Flitch House, a garden room extension in Trinity, Edinburgh, is a contemporary interpretation of Arts & Crafts ideals. Using a material palette of light-coloured Petersen brick, Douglas fir, and oxidised copper, the project provides new living and dining areas with an emphasis on craftsmanship.
This creates a warm and welcoming sequence of spaces, complemented by a reorganisation of the ground floor of the house into a home suitable for entertaining and modern family life. Built in 1895, the existing Category-B Listed house was designed by Alexander Hunter Crawford – a notable Edinburgh architect at the turn of the twentieth century who would later take over his family’s ‘Crawford’s Biscuits’ company.
The house bookends a short terrace of 4 villas, notable for their red brick and mock timber appearance, more suggestive of emerging middle-class English suburbs than the buff sandstone of grandiose Edinburgh. In the garden room, light-coloured brick complements the existing red brick with both left exposed. Likewise, the timber roof structure is expressed, celebrating its appearance and function. Flitch beams, with slender steel ribbons sandwiched between thick timbers to increase their strength and span, discreetly allow the roof to lift up at the edges, preserving views out to the Firth of Forth.
In thoughtfully getting the most from each material, the extension embraces an Arts & Crafts ethos, each element providing clarity of form and construction. Care has been taken to bring as much light as possible into the sheltered north-facing extension. The walls and roof were thickened to maximise thermal performance, allowing for a larger glazed area, while the roof steps back from the house to form a rooflight, bringing light deep into the plan. Spilling out from the kitchen, now at the heart of the plan, the house gradually meets the garden through a gentle progression of terraces. Bespoke joinery marks each threshold with seating, steps and storage.

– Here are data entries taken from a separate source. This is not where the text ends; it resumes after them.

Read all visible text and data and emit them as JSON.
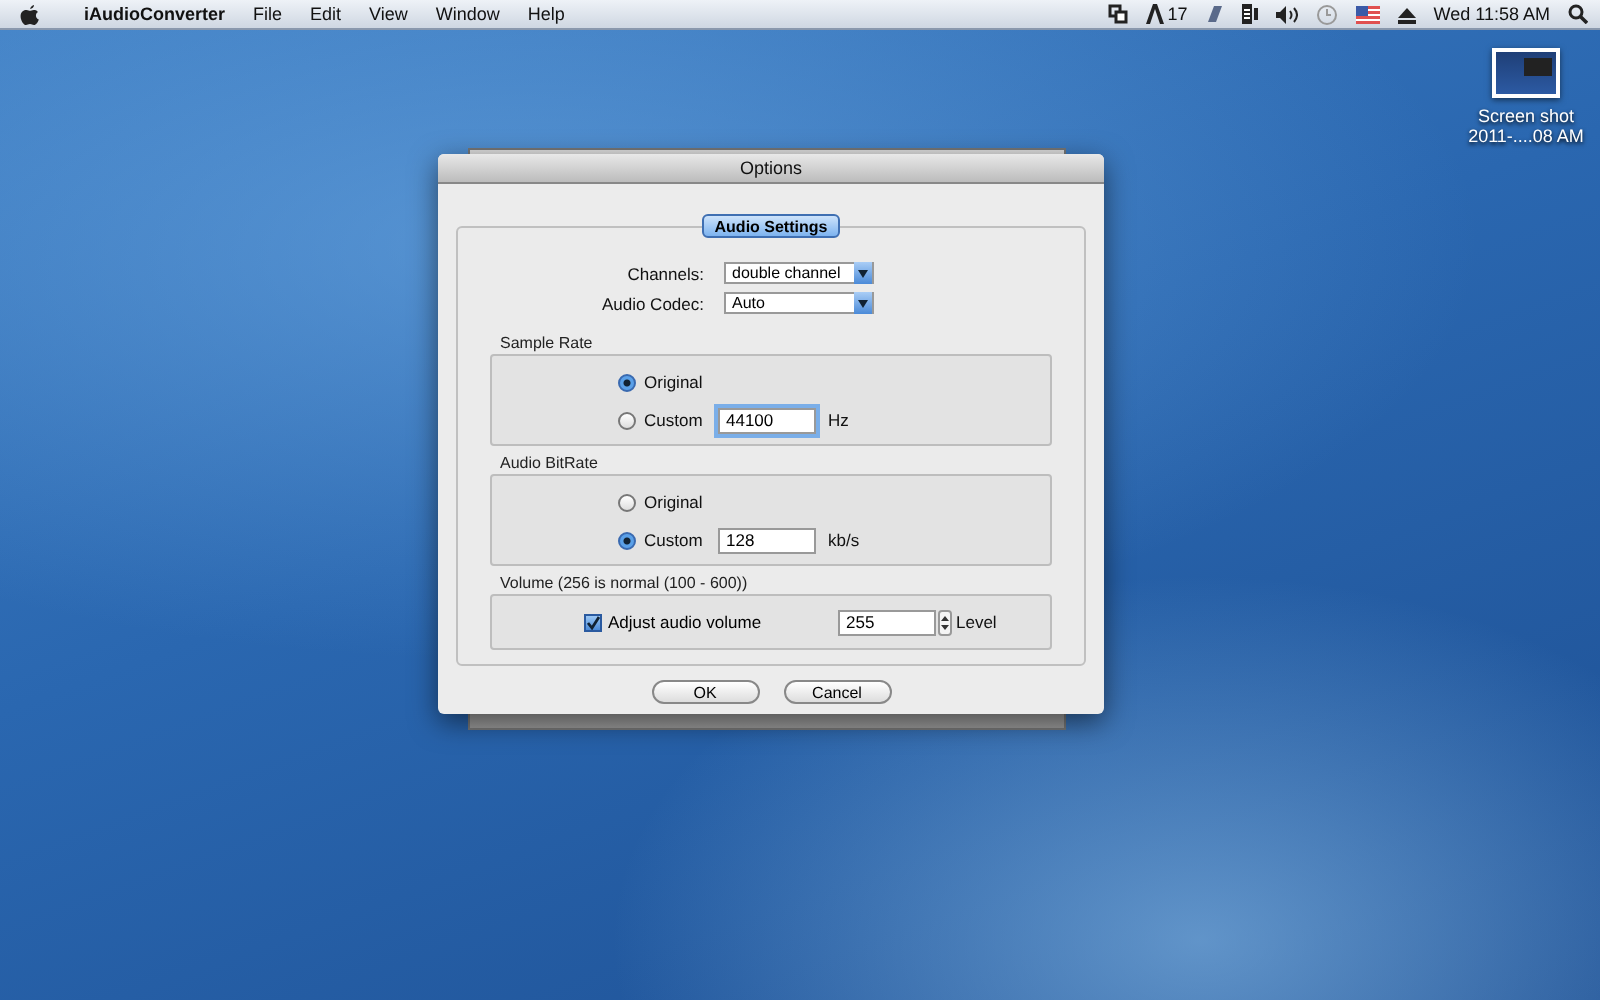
{
  "menubar": {
    "app_name": "iAudioConverter",
    "menus": [
      "File",
      "Edit",
      "View",
      "Window",
      "Help"
    ],
    "status_count": "17",
    "clock": "Wed 11:58 AM"
  },
  "desktop_icons": [
    {
      "label_lines": [
        "Screen shot",
        "2011-....08 AM"
      ]
    }
  ],
  "dialog": {
    "title": "Options",
    "tabs": [
      {
        "label": "Audio Settings",
        "selected": true
      }
    ],
    "dropdowns": [
      {
        "label": "Channels:",
        "value": "double channel"
      },
      {
        "label": "Audio Codec:",
        "value": "Auto"
      }
    ],
    "groups": [
      {
        "title": "Sample Rate",
        "kind": "radio",
        "options": [
          {
            "label": "Original",
            "selected": true
          },
          {
            "label": "Custom",
            "selected": false,
            "value": "44100",
            "unit": "Hz",
            "focused": true
          }
        ]
      },
      {
        "title": "Audio BitRate",
        "kind": "radio",
        "options": [
          {
            "label": "Original",
            "selected": false
          },
          {
            "label": "Custom",
            "selected": true,
            "value": "128",
            "unit": "kb/s",
            "focused": false
          }
        ]
      },
      {
        "title": "Volume (256 is normal (100 - 600))",
        "kind": "volume",
        "checkbox": {
          "label": "Adjust audio volume",
          "checked": true
        },
        "value": "255",
        "unit": "Level"
      }
    ],
    "buttons": [
      "OK",
      "Cancel"
    ]
  }
}
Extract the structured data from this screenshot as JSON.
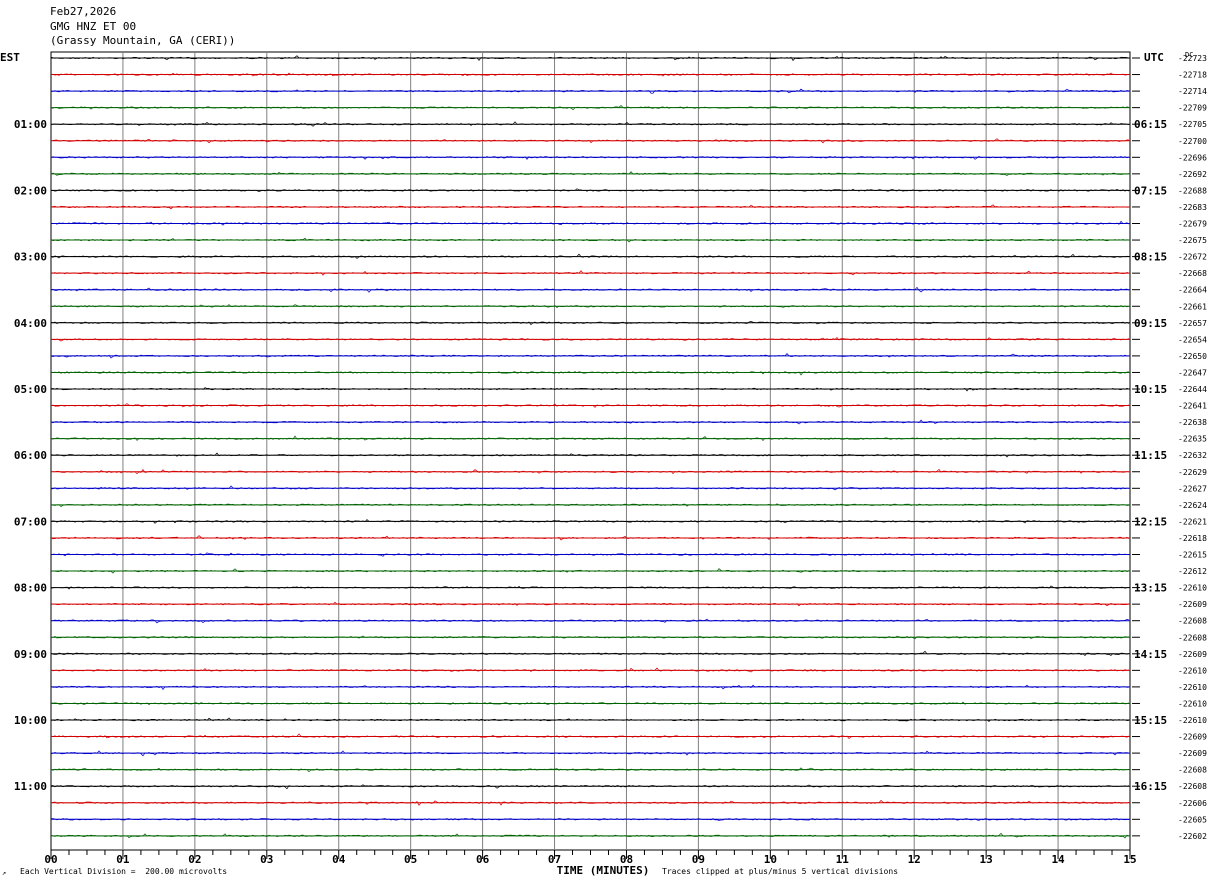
{
  "header": {
    "date": "Feb27,2026",
    "station": "GMG HNZ ET 00",
    "location": "(Grassy Mountain, GA (CERI))"
  },
  "axis_labels": {
    "left_zone": "EST",
    "right_zone": "UTC",
    "right_column": "DC"
  },
  "footer": {
    "scale_text": "Each Vertical Division =  200.00 microvolts",
    "clip_text": "Traces clipped at plus/minus 5 vertical divisions"
  },
  "chart_data": {
    "type": "line",
    "xlabel": "TIME (MINUTES)",
    "xlim": [
      0,
      15
    ],
    "x_ticks": [
      "00",
      "01",
      "02",
      "03",
      "04",
      "05",
      "06",
      "07",
      "08",
      "09",
      "10",
      "11",
      "12",
      "13",
      "14",
      "15"
    ],
    "row_minutes": 15,
    "grid": true,
    "trace_colors": [
      "#000000",
      "#d40000",
      "#0000c8",
      "#006400"
    ],
    "est_hour_labels": [
      "01:00",
      "02:00",
      "03:00",
      "04:00",
      "05:00",
      "06:00",
      "07:00",
      "08:00",
      "09:00",
      "10:00",
      "11:00"
    ],
    "utc_hour_labels": [
      "06:15",
      "07:15",
      "08:15",
      "09:15",
      "10:15",
      "11:15",
      "12:15",
      "13:15",
      "14:15",
      "15:15",
      "16:15"
    ],
    "dc_offsets": [
      "-22723",
      "-22718",
      "-22714",
      "-22709",
      "-22705",
      "-22700",
      "-22696",
      "-22692",
      "-22688",
      "-22683",
      "-22679",
      "-22675",
      "-22672",
      "-22668",
      "-22664",
      "-22661",
      "-22657",
      "-22654",
      "-22650",
      "-22647",
      "-22644",
      "-22641",
      "-22638",
      "-22635",
      "-22632",
      "-22629",
      "-22627",
      "-22624",
      "-22621",
      "-22618",
      "-22615",
      "-22612",
      "-22610",
      "-22609",
      "-22608",
      "-22608",
      "-22609",
      "-22610",
      "-22610",
      "-22610",
      "-22610",
      "-22609",
      "-22609",
      "-22608",
      "-22608",
      "-22606",
      "-22605",
      "-22602"
    ]
  }
}
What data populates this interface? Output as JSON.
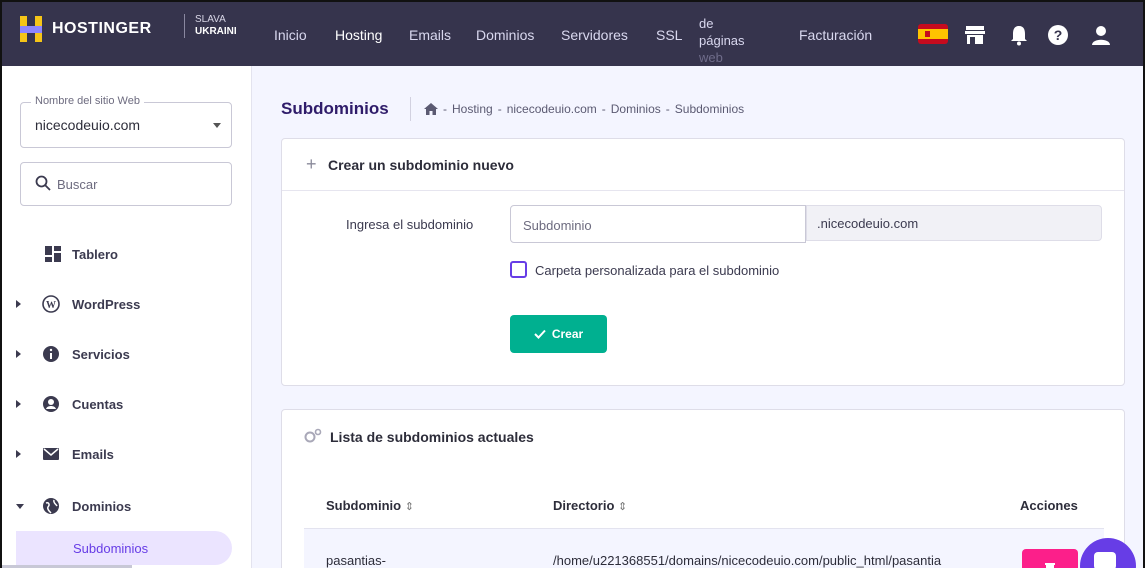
{
  "topbar": {
    "brand": "HOSTINGER",
    "badge_line1": "SLAVA",
    "badge_line2": "UKRAINI",
    "nav": [
      "Inicio",
      "Hosting",
      "Emails",
      "Dominios",
      "Servidores",
      "SSL"
    ],
    "nav_multi": [
      "de",
      "páginas",
      "web"
    ],
    "billing": "Facturación",
    "icons": [
      "spain-flag-icon",
      "store-icon",
      "bell-icon",
      "help-icon",
      "user-icon"
    ]
  },
  "sidebar": {
    "site_label": "Nombre del sitio Web",
    "site_value": "nicecodeuio.com",
    "search_placeholder": "Buscar",
    "items": [
      "Tablero",
      "WordPress",
      "Servicios",
      "Cuentas",
      "Emails",
      "Dominios"
    ],
    "subitem": "Subdominios"
  },
  "main": {
    "title": "Subdominios",
    "breadcrumb": [
      "Hosting",
      "nicecodeuio.com",
      "Dominios",
      "Subdominios"
    ],
    "breadcrumb_sep": "-",
    "create": {
      "title": "Crear un subdominio nuevo",
      "field_label": "Ingresa el subdominio",
      "placeholder": "Subdominio",
      "suffix": ".nicecodeuio.com",
      "checkbox_label": "Carpeta personalizada para el subdominio",
      "button": "Crear"
    },
    "list": {
      "title": "Lista de subdominios actuales",
      "columns": [
        "Subdominio",
        "Directorio",
        "Acciones"
      ],
      "sort_glyph": "⇕",
      "rows": [
        {
          "subdomain": "pasantias-",
          "directory": "/home/u221368551/domains/nicecodeuio.com/public_html/pasantia"
        }
      ]
    }
  },
  "colors": {
    "topbar": "#36344d",
    "accent": "#673de6",
    "success": "#00b090",
    "danger": "#fc1f8a"
  }
}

The warm pewter of the Architop micro-concrete floor – this product’s first use in a Scottish home – blurs the transition to a Caithness terrace outside. The offset walls of the dining and living areas shelter an area for the sofa and return to enclose a bookcase – a modern twist on the traditional ‘Edinburgh press’. Off the dining area, a small drinks nook references a panelled recess around the kitchen fireplace.
These pockets of space are characteristic of the Arts & Crafts approach, creating intimate moments off the main room. While the early Arts & Crafts movement was a reaction against the technological advances of the Industrial Revolution, Flitch House combines our clients’ appreciation for craft and natural materials with their desire for a ‘smart home’, including wireless lighting and automated blinds. This is Arts & Crafts without the bell pull.
1. Petersen Tegl – Bricks – D71
2. TECU – Copper roofing – TECU Oxid
3. Ideal Work – Micro-cement flooring – Nuvolato Architop, pewter
4. Sky-Frame – Sliding door – Sky-Frame Classic
5. Douglas Fir joinery